A day after signing safety Eric Weddle, the Ravens reached an agreement with wide receiver Mike Wallace on Tuesday. According to reports, the deal is for two years and $11.5 million.
Wallace (29) was released by the Vikings at the start of free agency after posting career-lows in reception yards (473). The Vikings acquired Wallace through a trade with the Dolphins, and received a seventh round draft pick as well in exchange for a fifth round pick. Wallace was playing under a five year, $60 million contract that the Dolphins signed him to in 2013 after spending his first four seasons in the NFL with the Steelers. The Steelers drafted Wallace in the third round of the 2009 NFL Draft out of Ole Miss.
Ever since Wallace left the Steelers, he has not been the same player. In his time with Pittsburgh Wallace had over 1,000 receiving yards twice – in 2010 and 2011. In the 2010 season he also caught 10 touchdown passes, and was selected to the Pro Bowl in 2011.
Many will say that a big reason of why Wallace could not replicate the same numbers he had in Pittsburgh was that he did not have a quarterback that could throw the deep ball in either Miami or Minnesota. Dolphins quarterback Ryan Tannehill and Vikings quarterback Teddy Bridgewater are not known for being deep-ball passers. Wallace took the top off of defenses during his time with the Steelers and had an all-pro quarterback in Ben Roethlisberger throwing to him.
Wallace took an indirect shot at Teddy Bridgewater in a statement he said at his introductory press conference on Tuesday:
“When this process started, I knew I wasn’t going back to Minnesota. I was like, ‘I need a good quarterback,’ I need a quarterback who is proven and can get things done.
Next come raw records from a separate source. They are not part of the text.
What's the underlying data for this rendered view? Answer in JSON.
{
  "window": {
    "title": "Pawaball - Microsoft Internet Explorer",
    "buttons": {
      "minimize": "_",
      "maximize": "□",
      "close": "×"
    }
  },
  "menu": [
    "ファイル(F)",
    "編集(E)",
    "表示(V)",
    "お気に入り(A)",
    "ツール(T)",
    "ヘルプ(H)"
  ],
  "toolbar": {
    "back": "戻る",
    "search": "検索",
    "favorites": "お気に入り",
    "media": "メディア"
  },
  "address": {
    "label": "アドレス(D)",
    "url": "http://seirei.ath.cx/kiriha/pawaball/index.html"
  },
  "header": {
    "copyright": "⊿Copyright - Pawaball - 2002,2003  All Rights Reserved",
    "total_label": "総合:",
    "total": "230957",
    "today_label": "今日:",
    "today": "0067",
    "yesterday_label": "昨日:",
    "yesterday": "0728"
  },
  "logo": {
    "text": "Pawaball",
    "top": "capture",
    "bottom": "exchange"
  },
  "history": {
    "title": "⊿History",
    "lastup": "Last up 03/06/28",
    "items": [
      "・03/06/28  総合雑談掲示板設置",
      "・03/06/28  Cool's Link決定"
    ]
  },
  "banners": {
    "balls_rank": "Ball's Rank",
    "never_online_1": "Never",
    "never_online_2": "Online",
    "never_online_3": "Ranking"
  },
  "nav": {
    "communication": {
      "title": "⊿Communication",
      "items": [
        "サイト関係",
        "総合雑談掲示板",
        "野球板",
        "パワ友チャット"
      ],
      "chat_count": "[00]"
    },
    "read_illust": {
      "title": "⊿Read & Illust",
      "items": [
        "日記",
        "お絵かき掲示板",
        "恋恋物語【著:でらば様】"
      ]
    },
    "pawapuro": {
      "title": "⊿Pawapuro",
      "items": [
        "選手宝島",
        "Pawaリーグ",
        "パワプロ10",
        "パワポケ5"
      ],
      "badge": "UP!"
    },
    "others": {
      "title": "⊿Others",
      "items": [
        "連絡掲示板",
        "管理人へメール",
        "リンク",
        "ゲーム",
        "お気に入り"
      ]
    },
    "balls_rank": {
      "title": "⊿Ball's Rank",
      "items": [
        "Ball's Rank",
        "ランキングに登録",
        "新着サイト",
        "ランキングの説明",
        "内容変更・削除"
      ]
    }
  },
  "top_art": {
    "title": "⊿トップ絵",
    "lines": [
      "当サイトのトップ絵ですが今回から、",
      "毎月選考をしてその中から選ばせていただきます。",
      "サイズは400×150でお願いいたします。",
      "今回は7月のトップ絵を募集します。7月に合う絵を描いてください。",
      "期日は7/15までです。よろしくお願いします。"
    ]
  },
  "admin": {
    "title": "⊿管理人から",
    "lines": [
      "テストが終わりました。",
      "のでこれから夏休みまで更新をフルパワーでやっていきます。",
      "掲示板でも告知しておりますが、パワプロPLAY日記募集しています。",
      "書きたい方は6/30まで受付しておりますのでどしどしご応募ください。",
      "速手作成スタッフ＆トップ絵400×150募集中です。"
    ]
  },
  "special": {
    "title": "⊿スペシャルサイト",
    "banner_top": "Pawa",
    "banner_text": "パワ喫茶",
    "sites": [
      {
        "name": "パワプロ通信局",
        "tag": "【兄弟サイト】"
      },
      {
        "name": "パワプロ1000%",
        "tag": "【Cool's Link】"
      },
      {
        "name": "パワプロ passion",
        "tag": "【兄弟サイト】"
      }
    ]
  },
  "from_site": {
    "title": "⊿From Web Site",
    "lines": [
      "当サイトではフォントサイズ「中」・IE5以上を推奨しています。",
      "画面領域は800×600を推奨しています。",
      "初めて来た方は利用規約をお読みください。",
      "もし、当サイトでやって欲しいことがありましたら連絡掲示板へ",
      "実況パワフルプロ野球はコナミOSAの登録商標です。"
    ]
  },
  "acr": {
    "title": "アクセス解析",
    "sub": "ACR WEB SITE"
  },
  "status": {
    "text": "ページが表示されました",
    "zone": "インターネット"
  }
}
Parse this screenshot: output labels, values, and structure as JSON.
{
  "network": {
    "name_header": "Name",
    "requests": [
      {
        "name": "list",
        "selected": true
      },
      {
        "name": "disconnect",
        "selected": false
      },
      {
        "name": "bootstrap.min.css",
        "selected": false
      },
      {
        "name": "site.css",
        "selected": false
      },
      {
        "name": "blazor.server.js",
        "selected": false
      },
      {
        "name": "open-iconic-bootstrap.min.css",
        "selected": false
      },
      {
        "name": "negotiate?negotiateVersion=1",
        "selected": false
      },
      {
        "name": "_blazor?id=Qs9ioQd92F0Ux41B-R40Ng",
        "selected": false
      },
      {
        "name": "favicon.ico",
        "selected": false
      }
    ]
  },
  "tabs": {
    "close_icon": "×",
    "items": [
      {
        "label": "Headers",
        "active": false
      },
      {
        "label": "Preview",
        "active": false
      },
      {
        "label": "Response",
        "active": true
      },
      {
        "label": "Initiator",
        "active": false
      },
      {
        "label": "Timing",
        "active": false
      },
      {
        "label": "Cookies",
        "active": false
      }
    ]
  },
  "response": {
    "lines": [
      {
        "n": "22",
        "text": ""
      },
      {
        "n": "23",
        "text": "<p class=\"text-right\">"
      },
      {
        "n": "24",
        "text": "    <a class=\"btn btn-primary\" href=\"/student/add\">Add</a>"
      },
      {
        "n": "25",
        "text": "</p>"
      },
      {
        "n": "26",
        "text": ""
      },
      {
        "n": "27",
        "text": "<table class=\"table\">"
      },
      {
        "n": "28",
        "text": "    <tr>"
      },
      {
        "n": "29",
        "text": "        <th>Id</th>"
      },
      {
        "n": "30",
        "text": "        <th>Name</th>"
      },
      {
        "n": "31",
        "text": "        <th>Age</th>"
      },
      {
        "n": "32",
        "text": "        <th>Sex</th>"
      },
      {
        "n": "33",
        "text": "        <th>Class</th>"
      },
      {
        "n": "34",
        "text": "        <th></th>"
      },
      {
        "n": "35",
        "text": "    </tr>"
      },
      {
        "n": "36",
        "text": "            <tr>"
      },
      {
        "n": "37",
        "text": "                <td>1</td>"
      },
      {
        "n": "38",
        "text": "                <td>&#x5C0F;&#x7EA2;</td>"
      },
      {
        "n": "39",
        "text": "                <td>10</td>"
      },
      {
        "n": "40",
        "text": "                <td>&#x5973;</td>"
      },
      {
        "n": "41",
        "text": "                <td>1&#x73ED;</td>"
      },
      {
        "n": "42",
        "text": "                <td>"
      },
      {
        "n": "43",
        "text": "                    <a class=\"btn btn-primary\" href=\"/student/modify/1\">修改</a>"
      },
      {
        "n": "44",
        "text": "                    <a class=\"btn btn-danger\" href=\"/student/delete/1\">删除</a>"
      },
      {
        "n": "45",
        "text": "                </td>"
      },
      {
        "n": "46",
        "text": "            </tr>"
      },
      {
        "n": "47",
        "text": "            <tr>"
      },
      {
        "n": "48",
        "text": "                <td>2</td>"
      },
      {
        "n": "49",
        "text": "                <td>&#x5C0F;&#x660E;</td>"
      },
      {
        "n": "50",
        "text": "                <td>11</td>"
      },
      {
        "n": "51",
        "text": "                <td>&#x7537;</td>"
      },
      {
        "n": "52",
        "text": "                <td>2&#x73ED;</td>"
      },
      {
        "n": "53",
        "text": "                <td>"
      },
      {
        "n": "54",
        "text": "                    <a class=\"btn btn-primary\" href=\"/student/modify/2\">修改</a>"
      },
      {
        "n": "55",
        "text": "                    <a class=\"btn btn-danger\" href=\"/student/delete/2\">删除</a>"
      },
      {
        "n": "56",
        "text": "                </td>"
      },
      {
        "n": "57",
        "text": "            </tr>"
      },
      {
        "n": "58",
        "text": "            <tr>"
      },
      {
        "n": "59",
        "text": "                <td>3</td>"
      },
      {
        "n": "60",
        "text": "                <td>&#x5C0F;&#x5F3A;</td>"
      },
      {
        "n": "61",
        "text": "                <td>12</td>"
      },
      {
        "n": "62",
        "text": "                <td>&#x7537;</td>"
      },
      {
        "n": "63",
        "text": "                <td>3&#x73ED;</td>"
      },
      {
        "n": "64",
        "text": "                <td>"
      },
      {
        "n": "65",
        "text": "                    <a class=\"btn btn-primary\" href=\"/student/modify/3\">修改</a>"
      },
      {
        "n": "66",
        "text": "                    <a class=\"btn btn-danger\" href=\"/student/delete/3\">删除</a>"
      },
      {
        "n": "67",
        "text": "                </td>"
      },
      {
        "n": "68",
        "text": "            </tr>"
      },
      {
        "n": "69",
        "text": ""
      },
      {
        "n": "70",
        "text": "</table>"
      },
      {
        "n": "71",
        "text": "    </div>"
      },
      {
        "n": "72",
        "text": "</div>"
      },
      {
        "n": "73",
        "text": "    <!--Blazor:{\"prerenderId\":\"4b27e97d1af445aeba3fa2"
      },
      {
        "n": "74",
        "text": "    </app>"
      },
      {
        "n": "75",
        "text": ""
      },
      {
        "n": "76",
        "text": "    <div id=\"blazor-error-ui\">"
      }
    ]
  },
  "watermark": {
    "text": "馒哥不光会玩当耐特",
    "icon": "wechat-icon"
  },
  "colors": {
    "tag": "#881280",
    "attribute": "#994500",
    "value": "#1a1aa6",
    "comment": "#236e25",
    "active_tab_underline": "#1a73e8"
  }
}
Flacco has always been that guy.”
It is clear that Wallace was not happy with the quarterback play of his recent teams, and he will have a good chance to revive his career working with Joe Flacco. Flacco is known for having one of the best arms in football, and will certainly be able to throw Wallace some deep passes throughout games.
Wallace will join a wide receiver unit that had some injury problems last year, but could be a very solid unit if they all stay healthy. Steve Smith Sr. tore his Achilles tendon midway through the 2015 season, and rookie Breshad Perriman never saw the field after hurting his knee in training camp. With both Smith Sr. and Perriman expected back in by training camp, Wallace and Kamar Aiken will likely join them as the team’s top four receivers. There are other talented young receivers on the team as well, such as Jeremy Butler and Michael Campanaro.
Wallace is the third veteran the Ravens have signed this offseason in free agency. Safety Eric Weddle was signed on Monday, and tight end Benjamin Watson was signed last week. The Ravens are clearly looking for veterans to lead the team after struggling to make plays in 2015.
Making the playoffs is an expectation that Ravens fans have now after the team has made it six out of the last eight seasons. Through bringing in all of these players in free agency, the Ravens front office is making it clear that they want to get back to the playoffs in 2016 and beyond, making the 2015 season one to forget.